Colfax, Washington

Colfax History:

Colfax is named for Schuyler Colfax, vice president of Ulysses S. Grant. The city’s location is the natural result of the intersection of two rivers and three systems of rails. The first significant industry was logging and lumber milling, but ranching and wheat farming soon followed and a flour mill was added. The arrival of people to Colfax came relatively late in the settlement of the west, in the late eighteen sixties and was finally incorporated in 1873.

The topography of the area is a vast region of steep rolling hills. It The earth is rich and deep, with top soil up to a hundred feet thick. The system of hills is known as the Palouse Hills and the area as the Palouse.

The first white settlers in the area claimed the vast acres of tall bunch grass as grazing land. It wasn’t until the late 1870s and 1880s, that the land was not taken seriously as farming land. It was the influenced by immigrants from Eastern Europe who were familiar with similar climatic conditions, farmers began cultivating the Palouse hills and growing winter wheat, a crop that was planted in the fall and harvested the following summer. With the development of mechanized farming techniques, the Palouse produces enormous crops and farming units have developed into hundreds and even thousands of acres.


Colfax is located 16 miles northwest of Pullman on Highway 195, sitting at 1962 feet. It serves as the seat of Whitman County and has a population of ~2,748.  The region is one of the worlds leaders in the production of peas, lentils and barley.
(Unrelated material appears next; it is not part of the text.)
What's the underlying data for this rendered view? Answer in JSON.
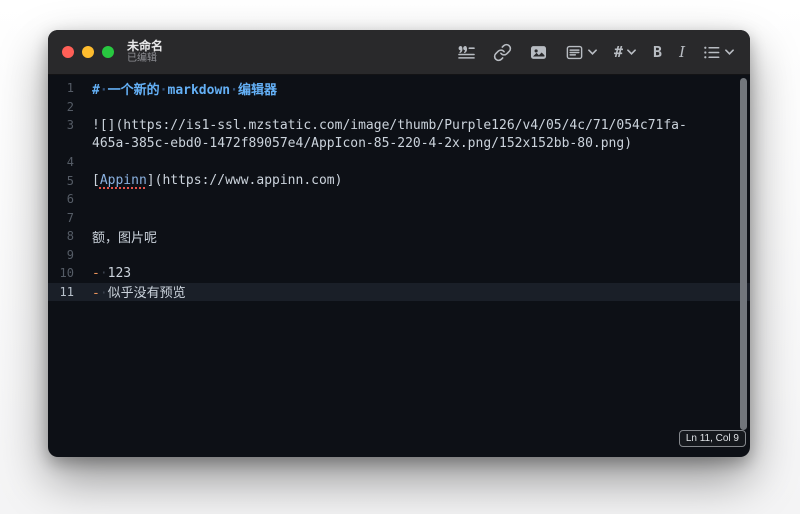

The combination of retail and service businesses and government entities continue to this day. The lifestyle of Colfax provides its citizens with a unique blend of small town and rural living.